Some of the big themes of 2017 were around the levels of government debt and its impact on future generations. For too long, government debt discussions have been based on Government Finance Statistics (GFS) such as System of National Accounts 2008 or European System of National and Regional Accounts 2010. These figures don’t pick up all long term liabilities found in GAAP compliant financial statements such as public sector employee pensions and provisions.
However, even GAAP compliant financial statements do not currently reflect all of the obligations that governments will most likely have to honour. One big missing chunk are social benefit liabilities. In the UK, social benefit expenditure is the government’s biggest outgoing, having paid out over £220 billion in 2015-16 (source WGA). [The biggest category within social benefits is the state pension - £91.5 billion or 41% of total social benefits expenditure.]
The good news is that the International Public Sector Accounting Standards Board (IPSASB) are currently consulting on a draft social benefits standard (https://www.ifac.org/publications-resources/exposure-draft-63-social-benefits). Opinions on recognition and measurement have always been very diverse but putting a sensible marker down and issuing the standard will be a huge step forward. It should provide really valuable information on the viability of government policies and allow stakeholders to make better-informed decisions.
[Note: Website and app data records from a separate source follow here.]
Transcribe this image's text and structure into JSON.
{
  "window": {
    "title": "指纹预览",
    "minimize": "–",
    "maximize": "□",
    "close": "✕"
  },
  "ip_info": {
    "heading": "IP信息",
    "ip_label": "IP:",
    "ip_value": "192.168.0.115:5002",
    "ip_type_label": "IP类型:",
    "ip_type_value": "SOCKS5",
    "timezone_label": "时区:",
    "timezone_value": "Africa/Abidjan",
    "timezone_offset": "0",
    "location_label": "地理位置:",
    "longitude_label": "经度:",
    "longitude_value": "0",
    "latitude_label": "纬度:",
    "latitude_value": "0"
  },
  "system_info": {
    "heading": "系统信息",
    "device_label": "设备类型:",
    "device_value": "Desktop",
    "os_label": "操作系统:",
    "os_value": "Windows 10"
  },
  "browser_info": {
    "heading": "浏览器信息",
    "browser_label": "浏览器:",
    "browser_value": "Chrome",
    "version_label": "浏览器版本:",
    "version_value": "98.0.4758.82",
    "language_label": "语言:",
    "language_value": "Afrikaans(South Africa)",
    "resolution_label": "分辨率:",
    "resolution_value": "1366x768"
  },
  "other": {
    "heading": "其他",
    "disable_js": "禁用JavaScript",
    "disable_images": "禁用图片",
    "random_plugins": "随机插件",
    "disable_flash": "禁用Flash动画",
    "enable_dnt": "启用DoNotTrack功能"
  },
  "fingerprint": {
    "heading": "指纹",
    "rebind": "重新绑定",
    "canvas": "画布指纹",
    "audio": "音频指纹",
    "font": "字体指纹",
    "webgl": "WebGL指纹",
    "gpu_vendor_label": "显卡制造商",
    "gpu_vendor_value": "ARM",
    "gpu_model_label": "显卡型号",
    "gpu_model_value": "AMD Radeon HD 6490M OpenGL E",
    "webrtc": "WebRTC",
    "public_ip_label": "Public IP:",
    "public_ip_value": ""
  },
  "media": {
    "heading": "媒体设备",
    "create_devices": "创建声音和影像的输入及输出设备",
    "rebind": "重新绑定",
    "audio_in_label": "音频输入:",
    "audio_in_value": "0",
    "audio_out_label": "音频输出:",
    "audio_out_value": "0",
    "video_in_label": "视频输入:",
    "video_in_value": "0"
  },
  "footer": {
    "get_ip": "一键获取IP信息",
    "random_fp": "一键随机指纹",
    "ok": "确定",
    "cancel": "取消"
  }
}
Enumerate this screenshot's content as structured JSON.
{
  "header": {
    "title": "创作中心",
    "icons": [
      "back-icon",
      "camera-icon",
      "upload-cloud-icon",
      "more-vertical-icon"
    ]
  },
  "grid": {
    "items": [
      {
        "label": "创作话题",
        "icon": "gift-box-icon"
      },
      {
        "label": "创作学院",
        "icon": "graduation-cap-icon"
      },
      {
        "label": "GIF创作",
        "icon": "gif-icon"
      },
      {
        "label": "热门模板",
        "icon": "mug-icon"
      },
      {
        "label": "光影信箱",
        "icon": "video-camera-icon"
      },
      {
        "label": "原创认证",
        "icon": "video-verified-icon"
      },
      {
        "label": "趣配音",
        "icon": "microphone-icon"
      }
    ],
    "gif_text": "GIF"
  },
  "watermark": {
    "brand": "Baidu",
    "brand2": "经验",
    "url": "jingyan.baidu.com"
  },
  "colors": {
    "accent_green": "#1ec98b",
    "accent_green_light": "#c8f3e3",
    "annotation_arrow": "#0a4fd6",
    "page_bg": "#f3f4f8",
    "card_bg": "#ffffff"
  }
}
It is time that government financial reporting got to grips with this issue and whilst the social benefits standard may well evolve over time, it looks like IPSASB are on the brink of making an initial breakthrough.